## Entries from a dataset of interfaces
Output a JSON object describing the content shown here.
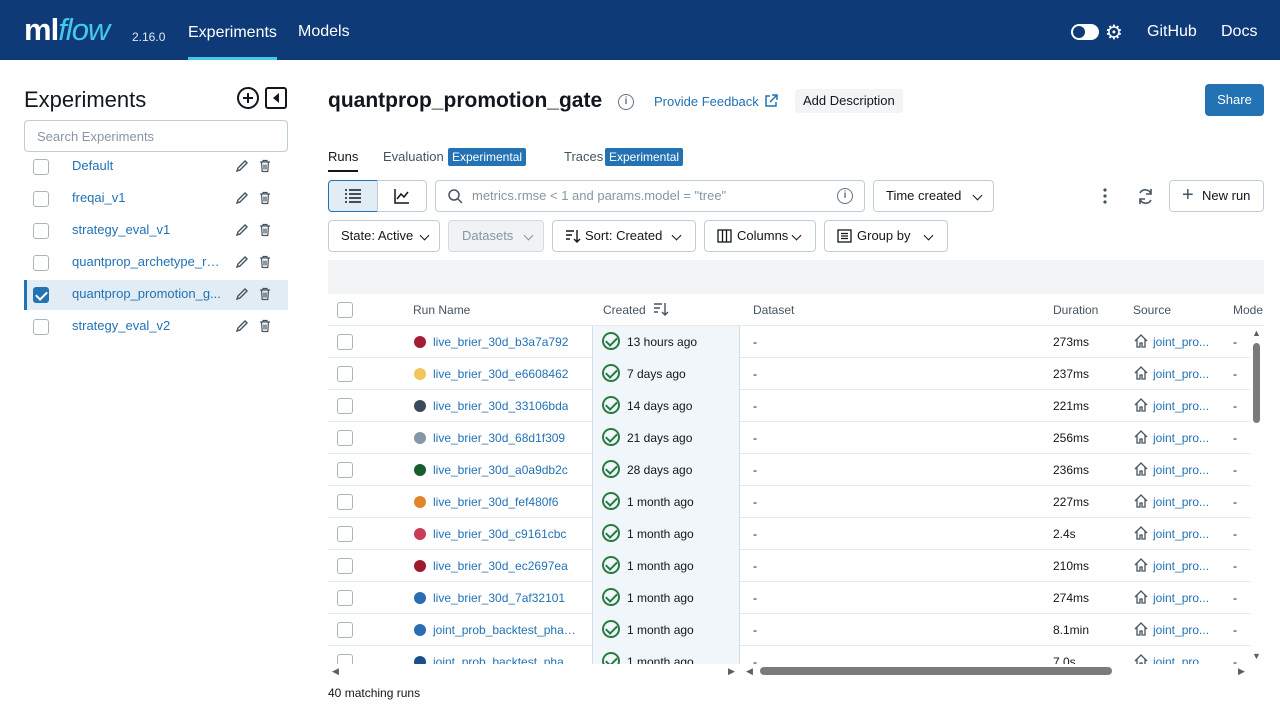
{
  "header": {
    "logo_ml": "ml",
    "logo_flow": "flow",
    "version": "2.16.0",
    "nav": [
      "Experiments",
      "Models"
    ],
    "right_links": [
      "GitHub",
      "Docs"
    ],
    "accent_color": "#43c9ed",
    "bg_color": "#0e3b78"
  },
  "sidebar": {
    "title": "Experiments",
    "search_placeholder": "Search Experiments",
    "experiments": [
      {
        "name": "Default",
        "checked": false
      },
      {
        "name": "freqai_v1",
        "checked": false
      },
      {
        "name": "strategy_eval_v1",
        "checked": false
      },
      {
        "name": "quantprop_archetype_runs",
        "checked": false
      },
      {
        "name": "quantprop_promotion_g...",
        "checked": true
      },
      {
        "name": "strategy_eval_v2",
        "checked": false
      }
    ]
  },
  "main": {
    "title": "quantprop_promotion_gate",
    "feedback": "Provide Feedback",
    "add_description": "Add Description",
    "share": "Share",
    "tabs": [
      {
        "label": "Runs",
        "badge": ""
      },
      {
        "label": "Evaluation",
        "badge": "Experimental"
      },
      {
        "label": "Traces",
        "badge": "Experimental"
      }
    ],
    "search_placeholder": "metrics.rmse < 1 and params.model = \"tree\"",
    "sort_select": "Time created",
    "new_run": "New run",
    "filters": {
      "state": "State: Active",
      "datasets": "Datasets",
      "sort": "Sort: Created",
      "columns": "Columns",
      "group_by": "Group by"
    }
  },
  "table": {
    "columns": [
      "Run Name",
      "Created",
      "Dataset",
      "Duration",
      "Source",
      "Mode"
    ],
    "rows": [
      {
        "name": "live_brier_30d_b3a7a792",
        "color": "#a31e33",
        "created": "13 hours ago",
        "dataset": "-",
        "duration": "273ms",
        "source": "joint_pro...",
        "model": "-"
      },
      {
        "name": "live_brier_30d_e6608462",
        "color": "#f2c45e",
        "created": "7 days ago",
        "dataset": "-",
        "duration": "237ms",
        "source": "joint_pro...",
        "model": "-"
      },
      {
        "name": "live_brier_30d_33106bda",
        "color": "#3a4a5c",
        "created": "14 days ago",
        "dataset": "-",
        "duration": "221ms",
        "source": "joint_pro...",
        "model": "-"
      },
      {
        "name": "live_brier_30d_68d1f309",
        "color": "#8597a8",
        "created": "21 days ago",
        "dataset": "-",
        "duration": "256ms",
        "source": "joint_pro...",
        "model": "-"
      },
      {
        "name": "live_brier_30d_a0a9db2c",
        "color": "#175e2c",
        "created": "28 days ago",
        "dataset": "-",
        "duration": "236ms",
        "source": "joint_pro...",
        "model": "-"
      },
      {
        "name": "live_brier_30d_fef480f6",
        "color": "#e08628",
        "created": "1 month ago",
        "dataset": "-",
        "duration": "227ms",
        "source": "joint_pro...",
        "model": "-"
      },
      {
        "name": "live_brier_30d_c9161cbc",
        "color": "#cc3a55",
        "created": "1 month ago",
        "dataset": "-",
        "duration": "2.4s",
        "source": "joint_pro...",
        "model": "-"
      },
      {
        "name": "live_brier_30d_ec2697ea",
        "color": "#9e1a2d",
        "created": "1 month ago",
        "dataset": "-",
        "duration": "210ms",
        "source": "joint_pro...",
        "model": "-"
      },
      {
        "name": "live_brier_30d_7af32101",
        "color": "#2a6db3",
        "created": "1 month ago",
        "dataset": "-",
        "duration": "274ms",
        "source": "joint_pro...",
        "model": "-"
      },
      {
        "name": "joint_prob_backtest_phas...",
        "color": "#2a6db3",
        "created": "1 month ago",
        "dataset": "-",
        "duration": "8.1min",
        "source": "joint_pro...",
        "model": "-"
      },
      {
        "name": "joint_prob_backtest_phas...",
        "color": "#1b4f8a",
        "created": "1 month ago",
        "dataset": "-",
        "duration": "7.0s",
        "source": "joint_pro...",
        "model": "-"
      }
    ],
    "matching_count": "40",
    "matching_label": "matching runs"
  }
}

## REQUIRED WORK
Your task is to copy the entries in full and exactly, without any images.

## TASK OUTPUT
Output a JSON object describing the content shown here.
{
  "header": {
    "logo_ml": "ml",
    "logo_flow": "flow",
    "version": "2.16.0",
    "nav": [
      "Experiments",
      "Models"
    ],
    "right_links": [
      "GitHub",
      "Docs"
    ],
    "accent_color": "#43c9ed",
    "bg_color": "#0e3b78"
  },
  "sidebar": {
    "title": "Experiments",
    "search_placeholder": "Search Experiments",
    "experiments": [
      {
        "name": "Default",
        "checked": false
      },
      {
        "name": "freqai_v1",
        "checked": false
      },
      {
        "name": "strategy_eval_v1",
        "checked": false
      },
      {
        "name": "quantprop_archetype_runs",
        "checked": false
      },
      {
        "name": "quantprop_promotion_g...",
        "checked": true
      },
      {
        "name": "strategy_eval_v2",
        "checked": false
      }
    ]
  },
  "main": {
    "title": "quantprop_promotion_gate",
    "feedback": "Provide Feedback",
    "add_description": "Add Description",
    "share": "Share",
    "tabs": [
      {
        "label": "Runs",
        "badge": ""
      },
      {
        "label": "Evaluation",
        "badge": "Experimental"
      },
      {
        "label": "Traces",
        "badge": "Experimental"
      }
    ],
    "search_placeholder": "metrics.rmse < 1 and params.model = \"tree\"",
    "sort_select": "Time created",
    "new_run": "New run",
    "filters": {
      "state": "State: Active",
      "datasets": "Datasets",
      "sort": "Sort: Created",
      "columns": "Columns",
      "group_by": "Group by"
    }
  },
  "table": {
    "columns": [
      "Run Name",
      "Created",
      "Dataset",
      "Duration",
      "Source",
      "Mode"
    ],
    "rows": [
      {
        "name": "live_brier_30d_b3a7a792",
        "color": "#a31e33",
        "created": "13 hours ago",
        "dataset": "-",
        "duration": "273ms",
        "source": "joint_pro...",
        "model": "-"
      },
      {
        "name": "live_brier_30d_e6608462",
        "color": "#f2c45e",
        "created": "7 days ago",
        "dataset": "-",
        "duration": "237ms",
        "source": "joint_pro...",
        "model": "-"
      },
      {
        "name": "live_brier_30d_33106bda",
        "color": "#3a4a5c",
        "created": "14 days ago",
        "dataset": "-",
        "duration": "221ms",
        "source": "joint_pro...",
        "model": "-"
      },
      {
        "name": "live_brier_30d_68d1f309",
        "color": "#8597a8",
        "created": "21 days ago",
        "dataset": "-",
        "duration": "256ms",
        "source": "joint_pro...",
        "model": "-"
      },
      {
        "name": "live_brier_30d_a0a9db2c",
        "color": "#175e2c",
        "created": "28 days ago",
        "dataset": "-",
        "duration": "236ms",
        "source": "joint_pro...",
        "model": "-"
      },
      {
        "name": "live_brier_30d_fef480f6",
        "color": "#e08628",
        "created": "1 month ago",
        "dataset": "-",
        "duration": "227ms",
        "source": "joint_pro...",
        "model": "-"
      },
      {
        "name": "live_brier_30d_c9161cbc",
        "color": "#cc3a55",
        "created": "1 month ago",
        "dataset": "-",
        "duration": "2.4s",
        "source": "joint_pro...",
        "model": "-"
      },
      {
        "name": "live_brier_30d_ec2697ea",
        "color": "#9e1a2d",
        "created": "1 month ago",
        "dataset": "-",
        "duration": "210ms",
        "source": "joint_pro...",
        "model": "-"
      },
      {
        "name": "live_brier_30d_7af32101",
        "color": "#2a6db3",
        "created": "1 month ago",
        "dataset": "-",
        "duration": "274ms",
        "source": "joint_pro...",
        "model": "-"
      },
      {
        "name": "joint_prob_backtest_phas...",
        "color": "#2a6db3",
        "created": "1 month ago",
        "dataset": "-",
        "duration": "8.1min",
        "source": "joint_pro...",
        "model": "-"
      },
      {
        "name": "joint_prob_backtest_phas...",
        "color": "#1b4f8a",
        "created": "1 month ago",
        "dataset": "-",
        "duration": "7.0s",
        "source": "joint_pro...",
        "model": "-"
      }
    ],
    "matching_count": "40",
    "matching_label": "matching runs"
  }
}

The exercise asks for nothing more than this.